─── Supplied information ───

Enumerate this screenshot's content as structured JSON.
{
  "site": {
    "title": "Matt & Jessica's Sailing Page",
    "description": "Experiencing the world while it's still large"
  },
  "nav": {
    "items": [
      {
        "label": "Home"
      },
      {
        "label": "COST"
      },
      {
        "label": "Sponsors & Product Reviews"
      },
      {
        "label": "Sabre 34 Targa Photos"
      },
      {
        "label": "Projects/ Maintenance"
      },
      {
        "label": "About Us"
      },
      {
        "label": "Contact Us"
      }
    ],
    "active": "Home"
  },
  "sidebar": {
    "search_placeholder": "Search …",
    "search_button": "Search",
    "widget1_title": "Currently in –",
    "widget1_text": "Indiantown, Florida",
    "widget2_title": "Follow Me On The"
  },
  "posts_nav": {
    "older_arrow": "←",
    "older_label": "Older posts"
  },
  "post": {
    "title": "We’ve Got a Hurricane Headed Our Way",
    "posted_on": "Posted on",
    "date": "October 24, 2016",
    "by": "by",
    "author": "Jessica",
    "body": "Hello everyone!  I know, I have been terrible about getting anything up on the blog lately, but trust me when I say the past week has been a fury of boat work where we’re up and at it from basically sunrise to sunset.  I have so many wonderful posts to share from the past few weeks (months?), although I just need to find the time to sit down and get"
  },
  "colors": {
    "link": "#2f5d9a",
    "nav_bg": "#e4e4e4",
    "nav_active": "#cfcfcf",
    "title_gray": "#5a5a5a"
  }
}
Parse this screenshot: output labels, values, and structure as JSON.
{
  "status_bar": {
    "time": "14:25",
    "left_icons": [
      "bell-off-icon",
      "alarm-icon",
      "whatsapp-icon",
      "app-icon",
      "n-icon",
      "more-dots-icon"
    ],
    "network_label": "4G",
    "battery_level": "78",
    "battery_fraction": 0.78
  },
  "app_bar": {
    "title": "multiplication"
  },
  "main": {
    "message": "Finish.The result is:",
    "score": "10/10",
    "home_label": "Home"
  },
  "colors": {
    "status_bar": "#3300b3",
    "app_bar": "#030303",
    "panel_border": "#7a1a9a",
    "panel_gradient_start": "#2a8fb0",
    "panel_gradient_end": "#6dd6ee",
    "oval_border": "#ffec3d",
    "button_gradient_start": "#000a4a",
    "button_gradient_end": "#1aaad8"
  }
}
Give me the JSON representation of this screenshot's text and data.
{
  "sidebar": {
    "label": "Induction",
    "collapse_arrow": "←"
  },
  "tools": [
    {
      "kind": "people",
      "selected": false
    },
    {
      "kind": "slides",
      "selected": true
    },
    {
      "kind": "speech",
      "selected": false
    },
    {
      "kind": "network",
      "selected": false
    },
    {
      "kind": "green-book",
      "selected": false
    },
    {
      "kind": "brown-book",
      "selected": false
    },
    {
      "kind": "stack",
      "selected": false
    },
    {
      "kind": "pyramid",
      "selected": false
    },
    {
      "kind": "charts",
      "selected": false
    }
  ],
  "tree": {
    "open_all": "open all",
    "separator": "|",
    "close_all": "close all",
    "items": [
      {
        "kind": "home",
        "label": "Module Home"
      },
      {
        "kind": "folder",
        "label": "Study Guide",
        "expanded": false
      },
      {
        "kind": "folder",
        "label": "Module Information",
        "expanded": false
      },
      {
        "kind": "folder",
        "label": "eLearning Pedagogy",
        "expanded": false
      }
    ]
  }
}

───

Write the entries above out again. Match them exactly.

Enumerate this screenshot's content as structured JSON.
{
  "site": {
    "title": "Matt & Jessica's Sailing Page",
    "description": "Experiencing the world while it's still large"
  },
  "nav": {
    "items": [
      {
        "label": "Home"
      },
      {
        "label": "COST"
      },
      {
        "label": "Sponsors & Product Reviews"
      },
      {
        "label": "Sabre 34 Targa Photos"
      },
      {
        "label": "Projects/ Maintenance"
      },
      {
        "label": "About Us"
      },
      {
        "label": "Contact Us"
      }
    ],
    "active": "Home"
  },
  "sidebar": {
    "search_placeholder": "Search …",
    "search_button": "Search",
    "widget1_title": "Currently in –",
    "widget1_text": "Indiantown, Florida",
    "widget2_title": "Follow Me On The"
  },
  "posts_nav": {
    "older_arrow": "←",
    "older_label": "Older posts"
  },
  "post": {
    "title": "We’ve Got a Hurricane Headed Our Way",
    "posted_on": "Posted on",
    "date": "October 24, 2016",
    "by": "by",
    "author": "Jessica",
    "body": "Hello everyone!  I know, I have been terrible about getting anything up on the blog lately, but trust me when I say the past week has been a fury of boat work where we’re up and at it from basically sunrise to sunset.  I have so many wonderful posts to share from the past few weeks (months?), although I just need to find the time to sit down and get"
  },
  "colors": {
    "link": "#2f5d9a",
    "nav_bg": "#e4e4e4",
    "nav_active": "#cfcfcf",
    "title_gray": "#5a5a5a"
  }
}
Parse this screenshot: output labels, values, and structure as JSON.
{
  "status_bar": {
    "time": "14:25",
    "left_icons": [
      "bell-off-icon",
      "alarm-icon",
      "whatsapp-icon",
      "app-icon",
      "n-icon",
      "more-dots-icon"
    ],
    "network_label": "4G",
    "battery_level": "78",
    "battery_fraction": 0.78
  },
  "app_bar": {
    "title": "multiplication"
  },
  "main": {
    "message": "Finish.The result is:",
    "score": "10/10",
    "home_label": "Home"
  },
  "colors": {
    "status_bar": "#3300b3",
    "app_bar": "#030303",
    "panel_border": "#7a1a9a",
    "panel_gradient_start": "#2a8fb0",
    "panel_gradient_end": "#6dd6ee",
    "oval_border": "#ffec3d",
    "button_gradient_start": "#000a4a",
    "button_gradient_end": "#1aaad8"
  }
}
Give me the JSON representation of this screenshot's text and data.
{
  "sidebar": {
    "label": "Induction",
    "collapse_arrow": "←"
  },
  "tools": [
    {
      "kind": "people",
      "selected": false
    },
    {
      "kind": "slides",
      "selected": true
    },
    {
      "kind": "speech",
      "selected": false
    },
    {
      "kind": "network",
      "selected": false
    },
    {
      "kind": "green-book",
      "selected": false
    },
    {
      "kind": "brown-book",
      "selected": false
    },
    {
      "kind": "stack",
      "selected": false
    },
    {
      "kind": "pyramid",
      "selected": false
    },
    {
      "kind": "charts",
      "selected": false
    }
  ],
  "tree": {
    "open_all": "open all",
    "separator": "|",
    "close_all": "close all",
    "items": [
      {
        "kind": "home",
        "label": "Module Home"
      },
      {
        "kind": "folder",
        "label": "Study Guide",
        "expanded": false
      },
      {
        "kind": "folder",
        "label": "Module Information",
        "expanded": false
      },
      {
        "kind": "folder",
        "label": "eLearning Pedagogy",
        "expanded": false
      }
    ]
  }
}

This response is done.